1.4-Liter Turbocharged Inline-4 Engine ($1,300); Premium Group ($895 -- includes leather seats, heated front seats, heated steering wheel, dual-zone climate control); UConnect multimedia system ($495); 17-by-7.5-Inch Aluminum Wheels ($395)
Turbocharged, port-injected inline-4, gasoline
SOHC, 4 valves per cylinder, variable intake + exhaust-valve timing and lift
Compression ration (x:1)
Horsepower (hp @ rpm)
160 @ 5,500
Torque (lb-ft @ rpm)
184 @ 2,500-4,000
Transmission and axle ratios (x:1)
Decent sauce from this little turbo-4, although noticed a mild midrange dip in power on the way up. But it freely revs past redline to its 6,500-rpm limiter.

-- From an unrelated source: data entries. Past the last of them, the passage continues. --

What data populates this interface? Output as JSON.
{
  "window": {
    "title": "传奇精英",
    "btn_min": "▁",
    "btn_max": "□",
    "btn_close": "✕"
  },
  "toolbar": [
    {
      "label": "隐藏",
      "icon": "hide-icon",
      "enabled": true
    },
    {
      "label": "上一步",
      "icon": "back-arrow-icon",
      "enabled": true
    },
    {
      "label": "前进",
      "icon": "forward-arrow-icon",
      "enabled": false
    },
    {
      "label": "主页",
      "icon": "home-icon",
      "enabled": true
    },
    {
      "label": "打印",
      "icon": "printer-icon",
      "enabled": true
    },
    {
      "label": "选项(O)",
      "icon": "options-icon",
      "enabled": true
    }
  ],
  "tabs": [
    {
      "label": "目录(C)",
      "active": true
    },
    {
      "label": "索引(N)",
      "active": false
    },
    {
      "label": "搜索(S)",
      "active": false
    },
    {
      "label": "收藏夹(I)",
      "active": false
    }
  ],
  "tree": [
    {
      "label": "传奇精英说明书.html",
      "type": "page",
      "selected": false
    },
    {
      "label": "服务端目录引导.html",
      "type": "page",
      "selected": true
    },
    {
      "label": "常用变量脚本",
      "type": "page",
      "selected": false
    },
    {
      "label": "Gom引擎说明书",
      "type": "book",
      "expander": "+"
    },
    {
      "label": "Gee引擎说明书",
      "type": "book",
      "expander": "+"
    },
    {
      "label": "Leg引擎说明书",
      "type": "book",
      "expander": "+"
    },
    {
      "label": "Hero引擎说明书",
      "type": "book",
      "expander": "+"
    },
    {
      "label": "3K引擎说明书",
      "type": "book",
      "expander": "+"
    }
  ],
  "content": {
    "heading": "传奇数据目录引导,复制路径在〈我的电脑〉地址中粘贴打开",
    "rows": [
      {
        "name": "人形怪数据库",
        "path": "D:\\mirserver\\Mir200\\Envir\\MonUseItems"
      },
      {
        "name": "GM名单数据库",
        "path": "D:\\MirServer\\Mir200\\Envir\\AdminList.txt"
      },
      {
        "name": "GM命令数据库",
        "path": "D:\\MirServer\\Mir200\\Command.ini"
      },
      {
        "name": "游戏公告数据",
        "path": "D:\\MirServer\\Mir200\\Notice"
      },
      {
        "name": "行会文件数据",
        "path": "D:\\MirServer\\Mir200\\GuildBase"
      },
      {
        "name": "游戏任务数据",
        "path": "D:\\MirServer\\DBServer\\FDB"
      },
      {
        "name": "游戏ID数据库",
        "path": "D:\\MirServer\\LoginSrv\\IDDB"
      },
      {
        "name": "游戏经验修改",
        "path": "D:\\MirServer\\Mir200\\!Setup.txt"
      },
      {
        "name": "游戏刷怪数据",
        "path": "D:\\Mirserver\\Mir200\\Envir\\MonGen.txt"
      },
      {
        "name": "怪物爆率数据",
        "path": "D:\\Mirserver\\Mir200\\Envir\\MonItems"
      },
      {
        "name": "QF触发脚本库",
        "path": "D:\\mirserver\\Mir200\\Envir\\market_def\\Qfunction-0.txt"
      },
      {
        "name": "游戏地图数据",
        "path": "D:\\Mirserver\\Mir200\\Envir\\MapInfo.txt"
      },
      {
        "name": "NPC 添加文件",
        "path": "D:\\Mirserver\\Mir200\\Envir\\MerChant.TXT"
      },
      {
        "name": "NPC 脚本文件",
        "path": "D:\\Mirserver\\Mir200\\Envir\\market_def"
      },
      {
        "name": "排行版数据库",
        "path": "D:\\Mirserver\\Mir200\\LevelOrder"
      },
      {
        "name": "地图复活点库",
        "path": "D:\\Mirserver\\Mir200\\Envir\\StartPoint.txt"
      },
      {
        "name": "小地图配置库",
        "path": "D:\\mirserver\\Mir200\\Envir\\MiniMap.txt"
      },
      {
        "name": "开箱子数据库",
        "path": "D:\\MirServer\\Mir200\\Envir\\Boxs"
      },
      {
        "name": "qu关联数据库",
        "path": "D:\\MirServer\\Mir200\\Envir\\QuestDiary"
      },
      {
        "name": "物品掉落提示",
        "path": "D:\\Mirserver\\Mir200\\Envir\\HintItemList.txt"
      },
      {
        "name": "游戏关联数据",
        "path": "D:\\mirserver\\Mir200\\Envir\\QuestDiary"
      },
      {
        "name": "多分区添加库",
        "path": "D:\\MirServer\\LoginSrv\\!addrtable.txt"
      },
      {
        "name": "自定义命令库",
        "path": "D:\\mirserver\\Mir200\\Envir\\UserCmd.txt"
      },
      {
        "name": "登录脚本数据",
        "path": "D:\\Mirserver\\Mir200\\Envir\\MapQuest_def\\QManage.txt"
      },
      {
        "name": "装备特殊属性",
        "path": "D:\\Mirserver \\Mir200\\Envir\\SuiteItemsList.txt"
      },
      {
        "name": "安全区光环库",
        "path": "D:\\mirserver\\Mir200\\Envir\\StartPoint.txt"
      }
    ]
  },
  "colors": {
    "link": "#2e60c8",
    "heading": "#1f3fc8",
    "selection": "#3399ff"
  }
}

Best run came with a 4,000-rpm drop-clutch launch with decent front wheelspin. Had to shift into 3rd gear before 60 mph. Six-speed manual has longish throws, but the gates are easy to find and the linkage has a light action.
Short pedal travel but slightly spongy feel. Very little nosedive, although the front end usually pulled slightly to the right. Pedal stayed consistent. First stop was shortest at 118 feet. Longest stops were the third and sixth (out of 6) at 122 feet.
Skid pad: The Dart responds nicely to changes in throttle, making it pretty easy to keep the car right on the skid pad circle. The tires grip well. Slalom: The Dart turns in very easily and intuitively, even though the steering is a bit lighter in effort than preferred and doesn't possess a lot of feel. Tall seating position gives the impression of a high center of gravity. This seems like a competent chassis. If Dodge stiffened up the suspension and made the ESC fully defeatable, it could run some good numbers. Right now it's mostly held back by throttle and brake intervention, even when ESC is "off."